WHAT TO WORK ON →
Your response should consist solely of the records, written out exactly.

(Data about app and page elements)
..........

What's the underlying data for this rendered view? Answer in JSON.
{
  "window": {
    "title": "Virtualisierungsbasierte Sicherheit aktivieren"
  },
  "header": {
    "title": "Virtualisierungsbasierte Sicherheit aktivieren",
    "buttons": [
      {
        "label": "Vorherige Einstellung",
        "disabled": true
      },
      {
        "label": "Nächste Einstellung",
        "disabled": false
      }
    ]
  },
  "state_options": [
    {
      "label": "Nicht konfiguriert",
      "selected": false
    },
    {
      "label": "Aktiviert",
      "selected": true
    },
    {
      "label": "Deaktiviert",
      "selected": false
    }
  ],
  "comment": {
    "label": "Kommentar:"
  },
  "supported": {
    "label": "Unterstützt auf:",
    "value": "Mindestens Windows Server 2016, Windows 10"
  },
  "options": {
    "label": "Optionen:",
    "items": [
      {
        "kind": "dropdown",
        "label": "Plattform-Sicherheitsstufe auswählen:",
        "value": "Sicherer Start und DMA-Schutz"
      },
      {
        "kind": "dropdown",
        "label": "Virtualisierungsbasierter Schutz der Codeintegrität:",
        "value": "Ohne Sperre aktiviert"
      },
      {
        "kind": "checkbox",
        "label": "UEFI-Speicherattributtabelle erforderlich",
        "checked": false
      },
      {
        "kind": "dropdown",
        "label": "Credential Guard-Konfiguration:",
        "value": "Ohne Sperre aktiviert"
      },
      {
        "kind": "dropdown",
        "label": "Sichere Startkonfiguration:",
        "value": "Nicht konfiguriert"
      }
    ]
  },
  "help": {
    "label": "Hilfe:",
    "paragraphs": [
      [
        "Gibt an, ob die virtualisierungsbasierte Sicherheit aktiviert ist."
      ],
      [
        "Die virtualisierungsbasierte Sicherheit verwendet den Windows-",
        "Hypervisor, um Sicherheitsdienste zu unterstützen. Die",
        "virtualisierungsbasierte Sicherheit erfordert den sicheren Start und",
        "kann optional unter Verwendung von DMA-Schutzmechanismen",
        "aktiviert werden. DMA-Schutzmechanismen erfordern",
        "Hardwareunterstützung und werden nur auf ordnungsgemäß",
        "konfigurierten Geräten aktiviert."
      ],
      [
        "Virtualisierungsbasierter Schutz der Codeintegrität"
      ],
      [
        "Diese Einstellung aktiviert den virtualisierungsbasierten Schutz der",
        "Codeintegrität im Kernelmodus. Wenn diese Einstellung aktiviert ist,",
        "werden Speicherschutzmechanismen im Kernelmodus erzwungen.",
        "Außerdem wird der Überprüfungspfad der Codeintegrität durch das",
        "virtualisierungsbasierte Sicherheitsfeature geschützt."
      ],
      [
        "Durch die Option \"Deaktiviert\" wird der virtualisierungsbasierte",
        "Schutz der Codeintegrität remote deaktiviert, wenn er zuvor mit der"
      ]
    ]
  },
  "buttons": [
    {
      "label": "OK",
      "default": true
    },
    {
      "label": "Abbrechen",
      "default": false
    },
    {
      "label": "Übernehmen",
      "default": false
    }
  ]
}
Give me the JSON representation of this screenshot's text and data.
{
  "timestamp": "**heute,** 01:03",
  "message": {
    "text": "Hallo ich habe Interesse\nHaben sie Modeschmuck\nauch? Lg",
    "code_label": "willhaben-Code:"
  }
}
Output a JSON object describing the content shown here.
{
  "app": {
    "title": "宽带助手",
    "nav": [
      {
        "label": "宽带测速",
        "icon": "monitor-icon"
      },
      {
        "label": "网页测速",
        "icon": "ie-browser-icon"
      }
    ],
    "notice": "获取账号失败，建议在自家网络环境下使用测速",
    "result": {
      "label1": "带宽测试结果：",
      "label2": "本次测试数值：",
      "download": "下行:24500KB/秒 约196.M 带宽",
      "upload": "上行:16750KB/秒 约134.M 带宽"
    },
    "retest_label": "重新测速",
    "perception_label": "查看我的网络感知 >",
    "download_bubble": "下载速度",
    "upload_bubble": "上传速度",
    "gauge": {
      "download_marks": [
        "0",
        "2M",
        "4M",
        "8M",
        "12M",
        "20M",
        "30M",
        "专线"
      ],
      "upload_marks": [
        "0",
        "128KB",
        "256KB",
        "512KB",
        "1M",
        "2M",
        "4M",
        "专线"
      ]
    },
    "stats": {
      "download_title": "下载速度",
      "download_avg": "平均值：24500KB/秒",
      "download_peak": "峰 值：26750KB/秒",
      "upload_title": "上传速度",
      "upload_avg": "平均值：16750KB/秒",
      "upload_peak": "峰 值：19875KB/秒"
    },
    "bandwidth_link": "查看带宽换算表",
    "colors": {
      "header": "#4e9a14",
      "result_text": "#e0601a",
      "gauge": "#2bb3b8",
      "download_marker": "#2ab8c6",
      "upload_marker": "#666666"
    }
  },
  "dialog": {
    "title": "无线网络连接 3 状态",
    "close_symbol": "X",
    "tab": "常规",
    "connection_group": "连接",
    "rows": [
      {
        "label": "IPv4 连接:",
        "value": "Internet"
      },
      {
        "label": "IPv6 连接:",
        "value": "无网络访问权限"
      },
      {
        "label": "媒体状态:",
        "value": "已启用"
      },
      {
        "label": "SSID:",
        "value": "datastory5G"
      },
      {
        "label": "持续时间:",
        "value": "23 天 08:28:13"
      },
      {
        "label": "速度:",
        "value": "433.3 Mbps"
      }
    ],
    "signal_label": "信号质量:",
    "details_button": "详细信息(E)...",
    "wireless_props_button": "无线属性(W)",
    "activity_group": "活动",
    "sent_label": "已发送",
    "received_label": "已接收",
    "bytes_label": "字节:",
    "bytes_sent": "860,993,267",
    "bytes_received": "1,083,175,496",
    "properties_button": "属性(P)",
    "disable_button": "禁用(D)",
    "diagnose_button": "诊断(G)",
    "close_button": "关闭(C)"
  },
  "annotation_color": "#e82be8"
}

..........

EXERCISE SOLUTION →
What's the underlying data for this rendered view? Answer in JSON.
{
  "window": {
    "title": "Virtualisierungsbasierte Sicherheit aktivieren"
  },
  "header": {
    "title": "Virtualisierungsbasierte Sicherheit aktivieren",
    "buttons": [
      {
        "label": "Vorherige Einstellung",
        "disabled": true
      },
      {
        "label": "Nächste Einstellung",
        "disabled": false
      }
    ]
  },
  "state_options": [
    {
      "label": "Nicht konfiguriert",
      "selected": false
    },
    {
      "label": "Aktiviert",
      "selected": true
    },
    {
      "label": "Deaktiviert",
      "selected": false
    }
  ],
  "comment": {
    "label": "Kommentar:"
  },
  "supported": {
    "label": "Unterstützt auf:",
    "value": "Mindestens Windows Server 2016, Windows 10"
  },
  "options": {
    "label": "Optionen:",
    "items": [
      {
        "kind": "dropdown",
        "label": "Plattform-Sicherheitsstufe auswählen:",
        "value": "Sicherer Start und DMA-Schutz"
      },
      {
        "kind": "dropdown",
        "label": "Virtualisierungsbasierter Schutz der Codeintegrität:",
        "value": "Ohne Sperre aktiviert"
      },
      {
        "kind": "checkbox",
        "label": "UEFI-Speicherattributtabelle erforderlich",
        "checked": false
      },
      {
        "kind": "dropdown",
        "label": "Credential Guard-Konfiguration:",
        "value": "Ohne Sperre aktiviert"
      },
      {
        "kind": "dropdown",
        "label": "Sichere Startkonfiguration:",
        "value": "Nicht konfiguriert"
      }
    ]
  },
  "help": {
    "label": "Hilfe:",
    "paragraphs": [
      [
        "Gibt an, ob die virtualisierungsbasierte Sicherheit aktiviert ist."
      ],
      [
        "Die virtualisierungsbasierte Sicherheit verwendet den Windows-",
        "Hypervisor, um Sicherheitsdienste zu unterstützen. Die",
        "virtualisierungsbasierte Sicherheit erfordert den sicheren Start und",
        "kann optional unter Verwendung von DMA-Schutzmechanismen",
        "aktiviert werden. DMA-Schutzmechanismen erfordern",
        "Hardwareunterstützung und werden nur auf ordnungsgemäß",
        "konfigurierten Geräten aktiviert."
      ],
      [
        "Virtualisierungsbasierter Schutz der Codeintegrität"
      ],
      [
        "Diese Einstellung aktiviert den virtualisierungsbasierten Schutz der",
        "Codeintegrität im Kernelmodus. Wenn diese Einstellung aktiviert ist,",
        "werden Speicherschutzmechanismen im Kernelmodus erzwungen.",
        "Außerdem wird der Überprüfungspfad der Codeintegrität durch das",
        "virtualisierungsbasierte Sicherheitsfeature geschützt."
      ],
      [
        "Durch die Option \"Deaktiviert\" wird der virtualisierungsbasierte",
        "Schutz der Codeintegrität remote deaktiviert, wenn er zuvor mit der"
      ]
    ]
  },
  "buttons": [
    {
      "label": "OK",
      "default": true
    },
    {
      "label": "Abbrechen",
      "default": false
    },
    {
      "label": "Übernehmen",
      "default": false
    }
  ]
}
Give me the JSON representation of this screenshot's text and data.
{
  "timestamp": "**heute,** 01:03",
  "message": {
    "text": "Hallo ich habe Interesse\nHaben sie Modeschmuck\nauch? Lg",
    "code_label": "willhaben-Code:"
  }
}
Output a JSON object describing the content shown here.
{
  "app": {
    "title": "宽带助手",
    "nav": [
      {
        "label": "宽带测速",
        "icon": "monitor-icon"
      },
      {
        "label": "网页测速",
        "icon": "ie-browser-icon"
      }
    ],
    "notice": "获取账号失败，建议在自家网络环境下使用测速",
    "result": {
      "label1": "带宽测试结果：",
      "label2": "本次测试数值：",
      "download": "下行:24500KB/秒 约196.M 带宽",
      "upload": "上行:16750KB/秒 约134.M 带宽"
    },
    "retest_label": "重新测速",
    "perception_label": "查看我的网络感知 >",
    "download_bubble": "下载速度",
    "upload_bubble": "上传速度",
    "gauge": {
      "download_marks": [
        "0",
        "2M",
        "4M",
        "8M",
        "12M",
        "20M",
        "30M",
        "专线"
      ],
      "upload_marks": [
        "0",
        "128KB",
        "256KB",
        "512KB",
        "1M",
        "2M",
        "4M",
        "专线"
      ]
    },
    "stats": {
      "download_title": "下载速度",
      "download_avg": "平均值：24500KB/秒",
      "download_peak": "峰 值：26750KB/秒",
      "upload_title": "上传速度",
      "upload_avg": "平均值：16750KB/秒",
      "upload_peak": "峰 值：19875KB/秒"
    },
    "bandwidth_link": "查看带宽换算表",
    "colors": {
      "header": "#4e9a14",
      "result_text": "#e0601a",
      "gauge": "#2bb3b8",
      "download_marker": "#2ab8c6",
      "upload_marker": "#666666"
    }
  },
  "dialog": {
    "title": "无线网络连接 3 状态",
    "close_symbol": "X",
    "tab": "常规",
    "connection_group": "连接",
    "rows": [
      {
        "label": "IPv4 连接:",
        "value": "Internet"
      },
      {
        "label": "IPv6 连接:",
        "value": "无网络访问权限"
      },
      {
        "label": "媒体状态:",
        "value": "已启用"
      },
      {
        "label": "SSID:",
        "value": "datastory5G"
      },
      {
        "label": "持续时间:",
        "value": "23 天 08:28:13"
      },
      {
        "label": "速度:",
        "value": "433.3 Mbps"
      }
    ],
    "signal_label": "信号质量:",
    "details_button": "详细信息(E)...",
    "wireless_props_button": "无线属性(W)",
    "activity_group": "活动",
    "sent_label": "已发送",
    "received_label": "已接收",
    "bytes_label": "字节:",
    "bytes_sent": "860,993,267",
    "bytes_received": "1,083,175,496",
    "properties_button": "属性(P)",
    "disable_button": "禁用(D)",
    "diagnose_button": "诊断(G)",
    "close_button": "关闭(C)"
  },
  "annotation_color": "#e82be8"
}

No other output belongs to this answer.